Which lines in the entries below contain the string "navyše"? Show each of them in full.

***** Data records *****

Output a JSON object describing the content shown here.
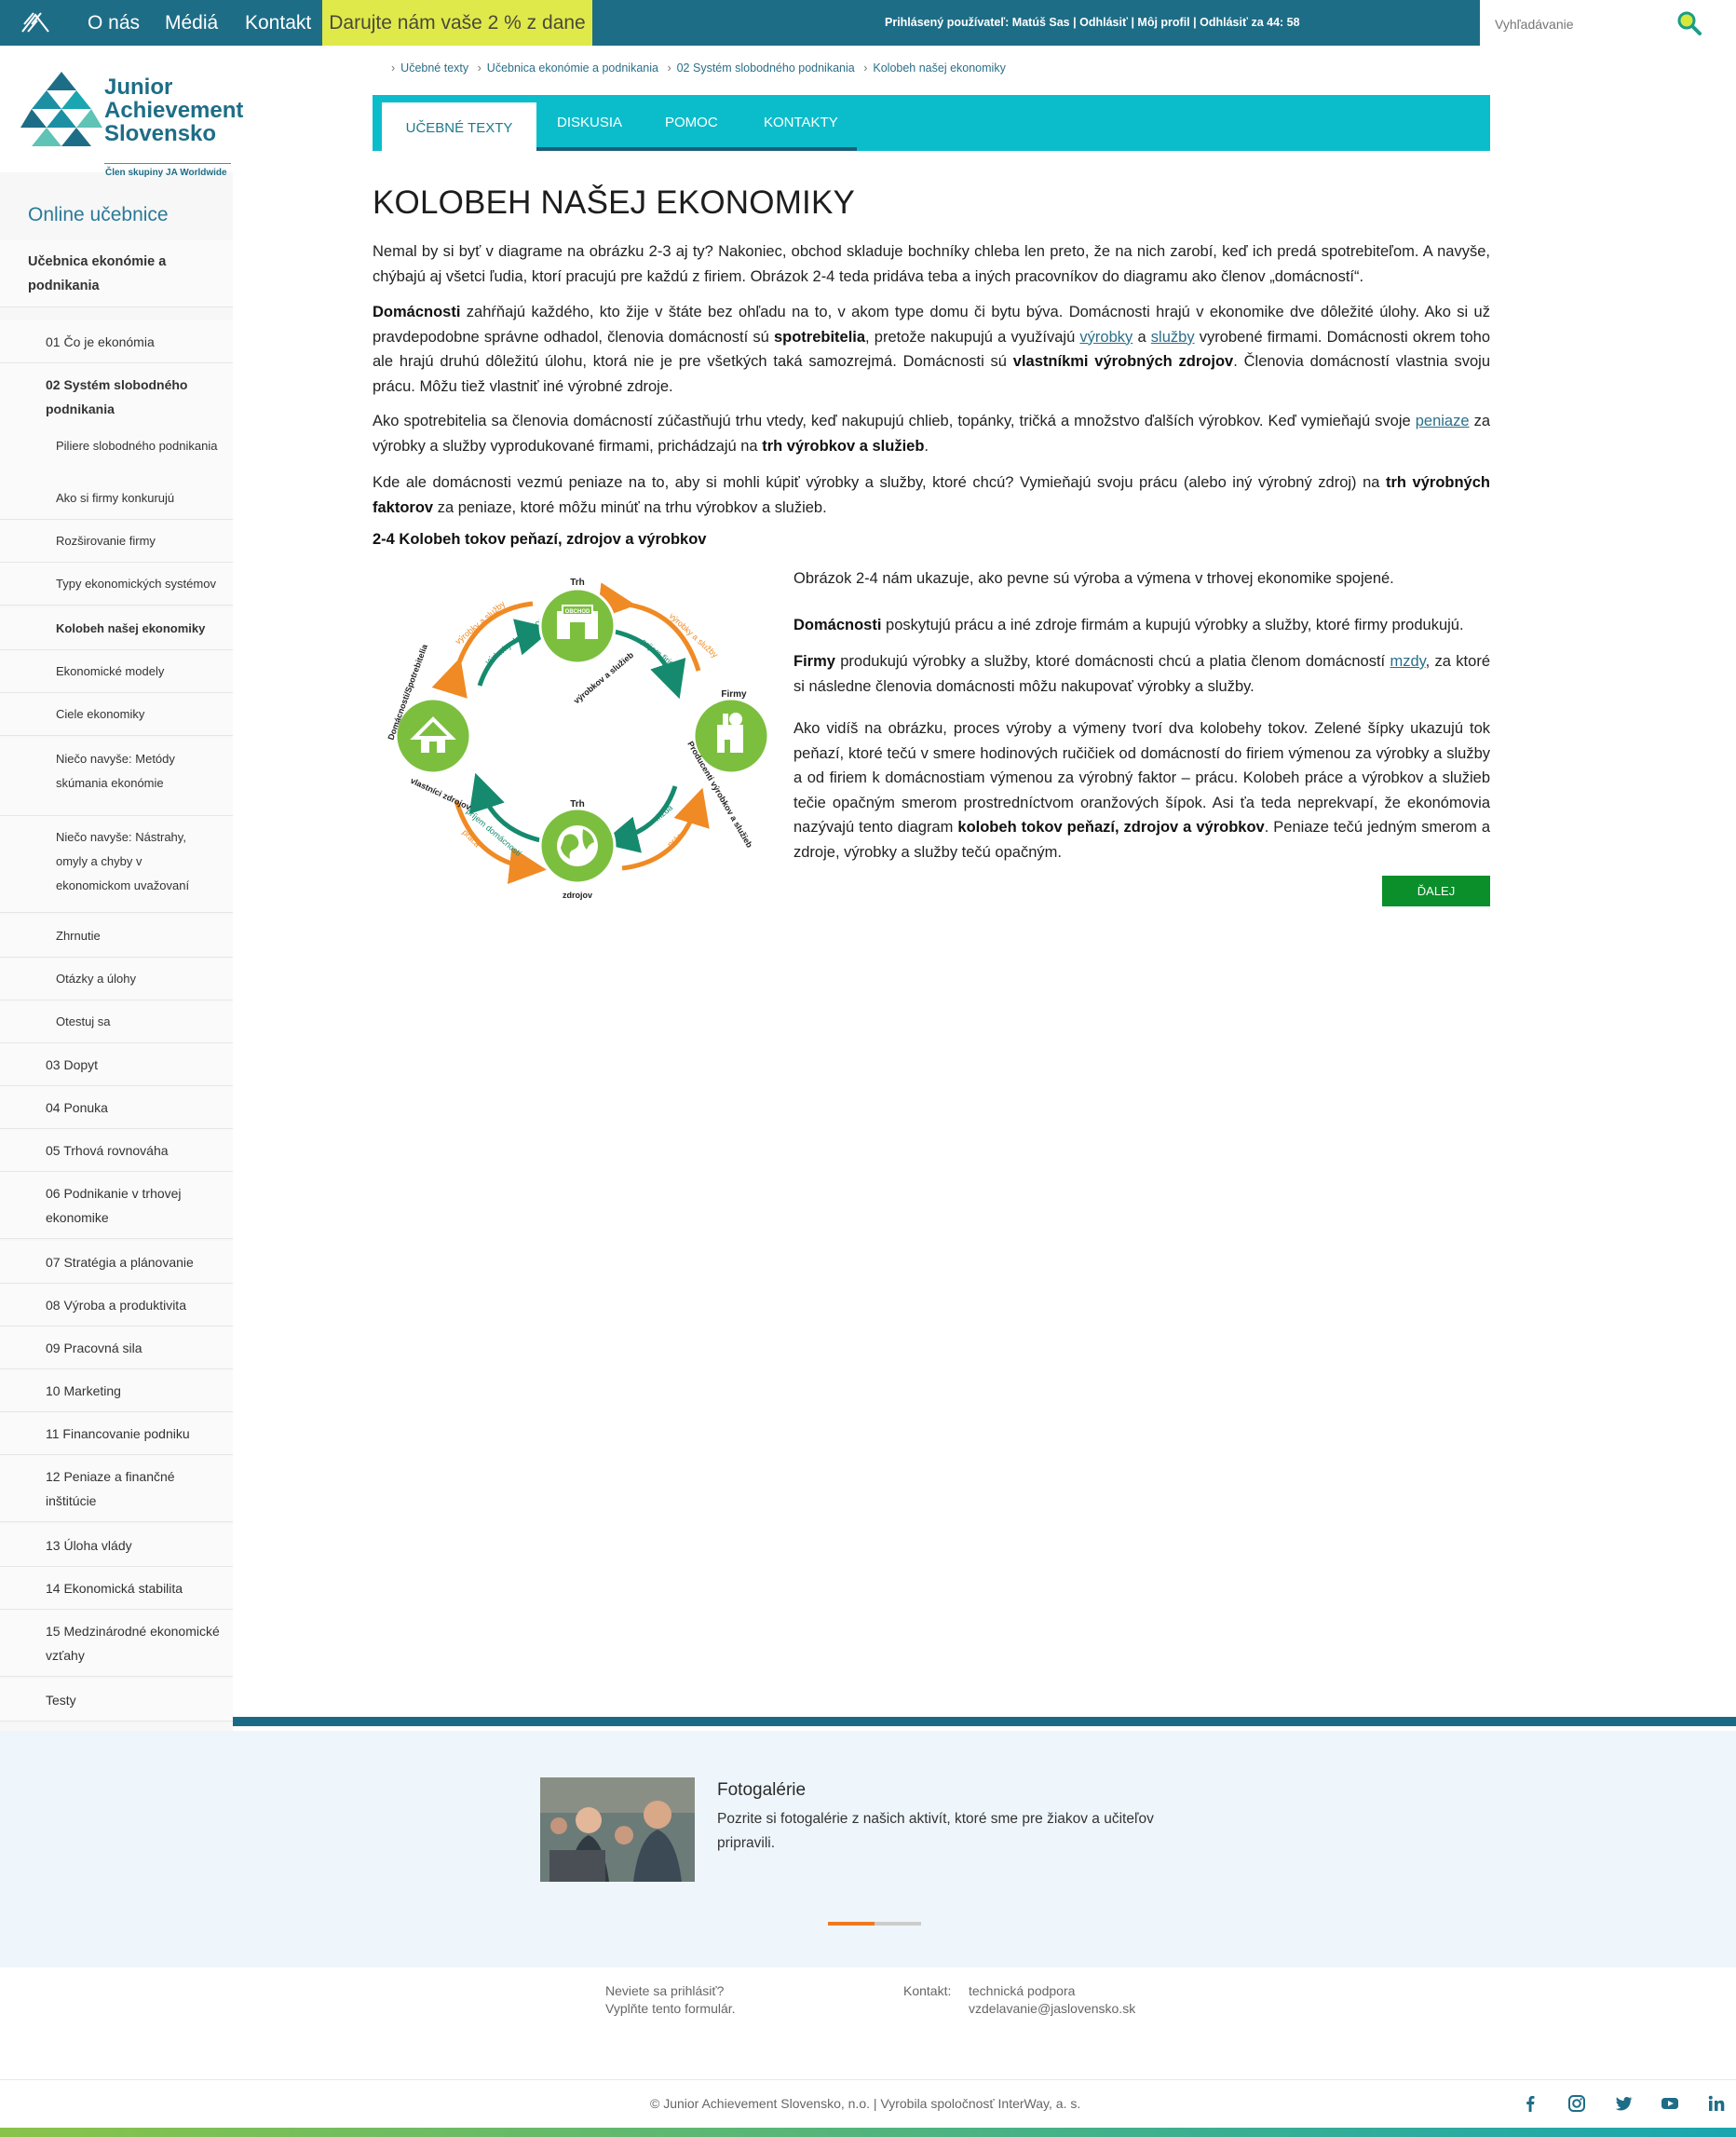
{
  "topbar": {
    "nav": [
      "O nás",
      "Médiá",
      "Kontakt"
    ],
    "donate": "Darujte nám vaše 2 % z dane",
    "user_prefix": "Prihlásený používateľ: Matúš Sas",
    "logout": "Odhlásiť",
    "profile": "Môj profil",
    "timeout": "Odhlásiť za 44: 58",
    "search_placeholder": "Vyhľadávanie"
  },
  "logo": {
    "line1": "Junior",
    "line2": "Achievement",
    "line3": "Slovensko",
    "tagline": "Člen skupiny JA Worldwide"
  },
  "sidebar": {
    "title": "Online učebnice",
    "items": [
      {
        "label": "Učebnica ekonómie a podnikania",
        "level": 0
      },
      {
        "label": "01 Čo je ekonómia",
        "level": 1
      },
      {
        "label": "02 Systém slobodného podnikania",
        "level": 1,
        "bold": true
      },
      {
        "label": "Piliere slobodného podnikania",
        "level": 2
      },
      {
        "label": "Ako si firmy konkurujú",
        "level": 2
      },
      {
        "label": "Rozširovanie firmy",
        "level": 2
      },
      {
        "label": "Typy ekonomických systémov",
        "level": 2
      },
      {
        "label": "Kolobeh našej ekonomiky",
        "level": 2,
        "bold": true
      },
      {
        "label": "Ekonomické modely",
        "level": 2
      },
      {
        "label": "Ciele ekonomiky",
        "level": 2
      },
      {
        "label": "Niečo navyše: Metódy skúmania ekonómie",
        "level": 2
      },
      {
        "label": "Niečo navyše: Nástrahy, omyly a chyby v ekonomickom uvažovaní",
        "level": 2
      },
      {
        "label": "Zhrnutie",
        "level": 2
      },
      {
        "label": "Otázky a úlohy",
        "level": 2
      },
      {
        "label": "Otestuj sa",
        "level": 2
      },
      {
        "label": "03 Dopyt",
        "level": 1
      },
      {
        "label": "04 Ponuka",
        "level": 1
      },
      {
        "label": "05 Trhová rovnováha",
        "level": 1
      },
      {
        "label": "06 Podnikanie v trhovej ekonomike",
        "level": 1
      },
      {
        "label": "07 Stratégia a plánovanie",
        "level": 1
      },
      {
        "label": "08 Výroba a produktivita",
        "level": 1
      },
      {
        "label": "09 Pracovná sila",
        "level": 1
      },
      {
        "label": "10 Marketing",
        "level": 1
      },
      {
        "label": "11 Financovanie podniku",
        "level": 1
      },
      {
        "label": "12 Peniaze a finančné inštitúcie",
        "level": 1
      },
      {
        "label": "13 Úloha vlády",
        "level": 1
      },
      {
        "label": "14 Ekonomická stabilita",
        "level": 1
      },
      {
        "label": "15 Medzinárodné ekonomické vzťahy",
        "level": 1
      },
      {
        "label": "Testy",
        "level": 1
      }
    ]
  },
  "breadcrumb": [
    "Učebné texty",
    "Učebnica ekonómie a podnikania",
    "02 Systém slobodného podnikania",
    "Kolobeh našej ekonomiky"
  ],
  "tabs": [
    "UČEBNÉ TEXTY",
    "DISKUSIA",
    "POMOC",
    "KONTAKTY"
  ],
  "page": {
    "title": "KOLOBEH NAŠEJ EKONOMIKY",
    "p1": "Nemal by si byť v diagrame na obrázku 2-3 aj ty? Nakoniec, obchod skladuje bochníky chleba len preto, že na nich zarobí, keď ich predá spotrebiteľom. A navyše, chýbajú aj všetci ľudia, ktorí pracujú pre každú z firiem. Obrázok 2-4 teda pridáva teba a iných pracovníkov do diagramu ako členov „domácností“.",
    "p2": {
      "b1": "Domácnosti",
      "t1": " zahŕňajú každého, kto žije v štáte bez ohľadu na to, v akom type domu či bytu býva. Domácnosti hrajú v ekonomike dve dôležité úlohy. Ako si už pravdepodobne správne odhadol, členovia domácností sú ",
      "b2": "spotrebitelia",
      "t2": ", pretože nakupujú a využívajú ",
      "l1": "výrobky",
      "t3": " a ",
      "l2": "služby",
      "t4": " vyrobené firmami. Domácnosti okrem toho ale hrajú druhú dôležitú úlohu, ktorá nie je pre všetkých taká samozrejmá. Domácnosti sú ",
      "b3": "vlastníkmi výrobných zdrojov",
      "t5": ". Členovia domácností vlastnia svoju prácu. Môžu tiež vlastniť iné výrobné zdroje."
    },
    "p3": {
      "t1": "Ako spotrebitelia sa členovia domácností zúčastňujú trhu vtedy, keď nakupujú chlieb, topánky, tričká a množstvo ďalších výrobkov. Keď vymieňajú svoje ",
      "l1": "peniaze",
      "t2": " za výrobky a služby vyprodukované firmami, prichádzajú na ",
      "b1": "trh výrobkov a služieb",
      "t3": "."
    },
    "p4": {
      "t1": "Kde ale domácnosti vezmú peniaze na to, aby si mohli kúpiť výrobky a služby, ktoré chcú? Vymieňajú svoju prácu (alebo iný výrobný zdroj) na ",
      "b1": "trh výrobných faktorov",
      "t2": " za peniaze, ktoré môžu minúť na trhu výrobkov a služieb."
    },
    "figure_title": "2-4 Kolobeh tokov peňazí, zdrojov a výrobkov",
    "r1": "Obrázok 2-4  nám ukazuje, ako pevne sú výroba a výmena v trhovej ekonomike spojené.",
    "r2": {
      "b1": "Domácnosti",
      "t1": " poskytujú prácu a iné zdroje firmám a kupujú výrobky a služby, ktoré firmy produkujú."
    },
    "r3": {
      "b1": "Firmy",
      "t1": " produkujú výrobky a služby, ktoré domácnosti chcú a platia členom domácností ",
      "l1": "mzdy",
      "t2": ", za ktoré si následne členovia domácnosti môžu nakupovať výrobky a služby."
    },
    "r4": {
      "t1": "Ako vidíš na obrázku, proces výroby a výmeny tvorí dva kolobehy tokov. Zelené šípky ukazujú tok peňazí, ktoré tečú v smere hodinových ručičiek od domácností do firiem výmenou za výrobky a služby a od firiem k domácnostiam výmenou za výrobný faktor – prácu. Kolobeh práce a výrobkov a služieb tečie opačným smerom prostredníctvom oranžových šípok. Asi ťa teda neprekvapí, že ekonómovia nazývajú tento diagram ",
      "b1": "kolobeh tokov peňazí, zdrojov a výrobkov",
      "t2": ". Peniaze tečú jedným smerom a zdroje, výrobky a služby tečú opačným."
    },
    "next": "ĎALEJ"
  },
  "diagram": {
    "top_label": "Trh",
    "top_sub": "výrobkov a služieb",
    "shop_sign": "OBCHOD",
    "left_label": "Domácnosti/Spotrebitelia",
    "left_sub": "vlastníci zdrojov",
    "right_label": "Firmy",
    "right_sub": "Producenti výrobkov a služieb",
    "bottom_label": "Trh",
    "bottom_sub": "zdrojov",
    "arrow_tl_orange": "výrobky a služby",
    "arrow_tl_green": "výdavky domácností",
    "arrow_tr_orange": "výrobky a služby",
    "arrow_tr_green": "príjem firiem",
    "arrow_bl_green": "príjem domácností",
    "arrow_bl_orange": "práca",
    "arrow_br_green": "mzda",
    "arrow_br_orange": "práca"
  },
  "promo": {
    "title": "Fotogalérie",
    "text": "Pozrite si fotogalérie z našich aktivít, ktoré sme pre žiakov a učiteľov pripravili."
  },
  "footer": {
    "login_q": "Neviete sa prihlásiť?",
    "login_a": "Vyplňte tento formulár.",
    "contact_label": "Kontakt:",
    "contact_1": "technická podpora",
    "contact_2": "vzdelavanie@jaslovensko.sk",
    "copyright": "© Junior Achievement Slovensko, n.o. | Vyrobila spoločnosť InterWay, a. s."
  },
  "colors": {
    "topbar": "#1e6d87",
    "tabs": "#0bbdcb",
    "donate": "#e0e94a",
    "accent_green": "#0a8f2a",
    "diagram_green": "#7cbf3f",
    "diagram_orange": "#f08a24",
    "diagram_teal": "#168a6e"
  }
}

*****

*Solution:*
        "label": "Niečo navyše: Metódy skúmania ekonómie",
        "label": "Niečo navyše: Nástrahy, omyly a chyby v ekonomickom uvažovaní",
    "p1": "Nemal by si byť v diagrame na obrázku 2-3 aj ty? Nakoniec, obchod skladuje bochníky chleba len preto, že na nich zarobí, keď ich predá spotrebiteľom. A navyše, chýbajú aj všetci ľudia, ktorí pracujú pre každú z firiem. Obrázok 2-4 teda pridáva teba a iných pracovníkov do diagramu ako členov „domácností“.",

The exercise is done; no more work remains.